The state of the economy is finding all of us in an deep dig to discover and fully realize our core competencies. If you’re a small or medium size business owner, casting a wide net of products and service offerings no longer works. You have to find your niche and own it. If you’ve been able to be relatively unaffected by the downturn in the economy, good for you, but gone are the days of running your business on assumptions. Why?
The results of the downturn in our economy are going to be better businesses, products and services, driven by people who are determined to make it no matter what. The only thing that’s going to keep your clients from moving over to the next company, product or service is loyalty. Are your current clients that loyal? If you think yes, then you don’t really know, unless you know yes.
How do you really know?
One method of calculating loyalty is the Net Promoter® Score (NPS); defined as,
“Net Promoter® is both a loyalty metric and a discipline for using customer feedback to fuel profitable growth in your business.”
There’s no question that everybody is looking for fuel to increase the flame of profitable growth. The question is, are you sure that your clients will stick around when these new and/or re-focused companies are ready to pluck them from you?
Over the past few months, I have been asking my clients one question:
How likely are you to recommend Motiveight to a friend or colleague?
They rate their likelihood on a scale of 0 (not likely at all) to 10 (extremely likely). With this data, I can now calculate my score based on the following:
% of Promoters – % of Detractors = NPS
- Promoters are those who rate 9-10; they will definitely recommend you
- Neutrals are those who rate 7-8; they might recommend you
- Detractors are those who rate from 0-6. They are not likely to recommend you
Motiveight’s NPS score was 69%: 75% of my clients would recommend us while 6% would not likely not.
Once your NPS is calculated, you now have a baseline in which you can measure how well you are doing at serving your clients henceforth. If it declines, it’ll require you doing some introspection and analysis to find out where you can improve. If it goes up, pat yourself on the back then continue to assess your processes and methodologies to ensure that it keeps going up.
This process and measurement is all about working ON your business, not just FOR it.
Questions to consider
- Are you sure that your clients are loyal?
- What methods do you use to measure client loyalty?
- What is your companies NPS score?

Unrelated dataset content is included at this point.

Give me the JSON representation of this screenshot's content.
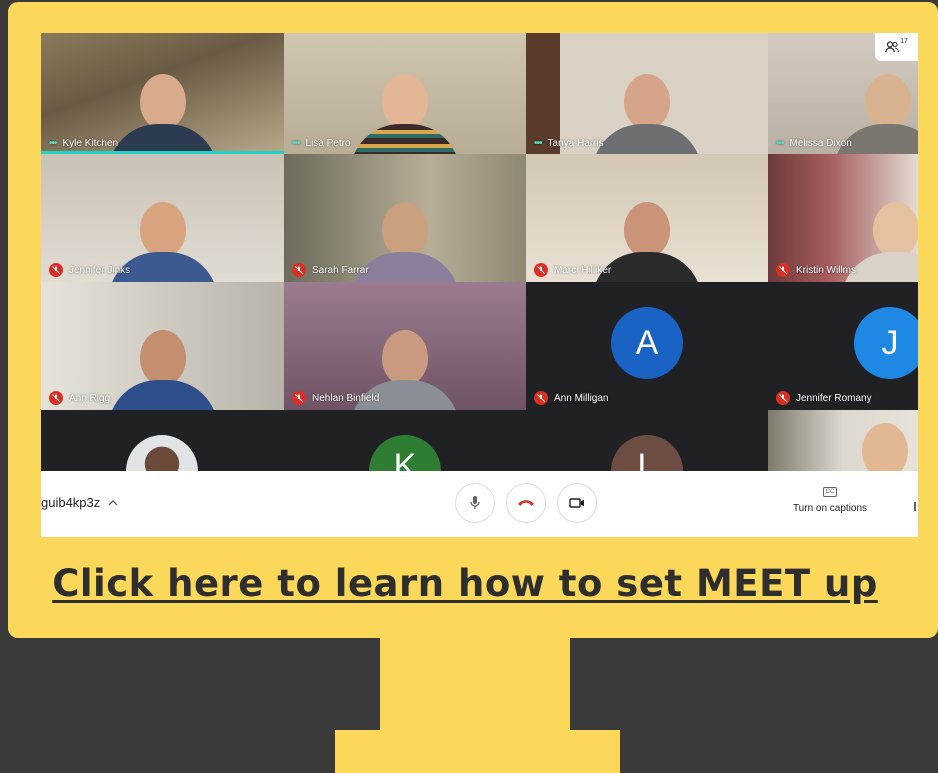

If you want to know more about NPS, I highly recommend you pick up the book The Ultimate Question. It’s where this concept is introduced. You can also head over to www.netpromoter.com for more information.